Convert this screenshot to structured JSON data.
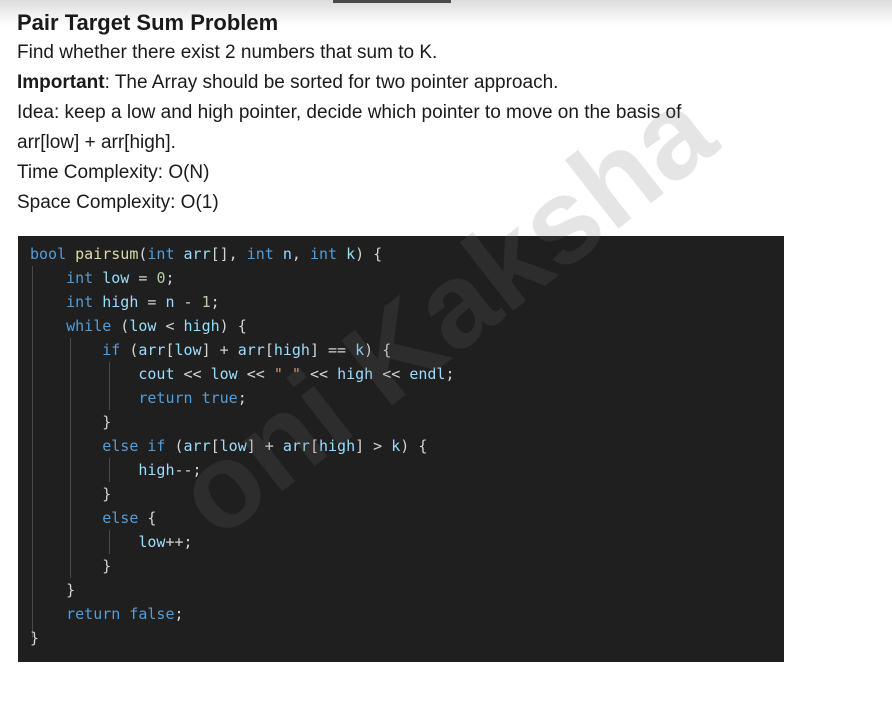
{
  "doc": {
    "title": "Pair Target Sum Problem",
    "line1": "Find whether there exist 2 numbers that sum to K.",
    "important_label": "Important",
    "important_text": ": The Array should be sorted for two pointer approach.",
    "idea_line1": "Idea: keep a low and high pointer, decide which pointer to move on the basis of",
    "idea_line2": "arr[low] + arr[high].",
    "time": "Time Complexity: O(N)",
    "space": "Space Complexity: O(1)"
  },
  "watermark": "oni Kaksha",
  "code": {
    "c1": {
      "kw": "bool",
      "fn": "pairsum",
      "a": "(",
      "t1": "int",
      "v1": "arr",
      "b": "[], ",
      "t2": "int",
      "v2": "n",
      "c": ", ",
      "t3": "int",
      "v3": "k",
      "d": ") {"
    },
    "c2": {
      "t": "int",
      "v": "low",
      "o": " = ",
      "n": "0",
      "e": ";"
    },
    "c3": {
      "t": "int",
      "v": "high",
      "o": " = ",
      "v2": "n",
      "o2": " - ",
      "n": "1",
      "e": ";"
    },
    "c4": {
      "kw": "while",
      "a": " (",
      "v1": "low",
      "o": " < ",
      "v2": "high",
      "e": ") {"
    },
    "c5": {
      "kw": "if",
      "a": " (",
      "v1": "arr",
      "b": "[",
      "v2": "low",
      "c": "] + ",
      "v3": "arr",
      "d": "[",
      "v4": "high",
      "e": "] == ",
      "v5": "k",
      "f": ") {"
    },
    "c6": {
      "v1": "cout",
      "o1": " << ",
      "v2": "low",
      "o2": " << ",
      "s": "\" \"",
      "o3": " << ",
      "v3": "high",
      "o4": " << ",
      "v4": "endl",
      "e": ";"
    },
    "c7": {
      "kw": "return",
      "sp": " ",
      "kw2": "true",
      "e": ";"
    },
    "c8": {
      "t": "}"
    },
    "c9": {
      "kw": "else",
      "sp": " ",
      "kw2": "if",
      "a": " (",
      "v1": "arr",
      "b": "[",
      "v2": "low",
      "c": "] + ",
      "v3": "arr",
      "d": "[",
      "v4": "high",
      "e": "] > ",
      "v5": "k",
      "f": ") {"
    },
    "c10": {
      "v": "high",
      "e": "--;"
    },
    "c11": {
      "t": "}"
    },
    "c12": {
      "kw": "else",
      "e": " {"
    },
    "c13": {
      "v": "low",
      "e": "++;"
    },
    "c14": {
      "t": "}"
    },
    "c15": {
      "t": "}"
    },
    "c16": {
      "kw": "return",
      "sp": " ",
      "kw2": "false",
      "e": ";"
    },
    "c17": {
      "t": "}"
    }
  }
}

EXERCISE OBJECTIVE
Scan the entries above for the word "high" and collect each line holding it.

PROBLEM SOLUTION
    "idea_line1": "Idea: keep a low and high pointer, decide which pointer to move on the basis of",
    "idea_line2": "arr[low] + arr[high].",
      "v": "high",
      "v2": "high",
      "v4": "high",
      "v3": "high",
      "v4": "high",
      "v": "high",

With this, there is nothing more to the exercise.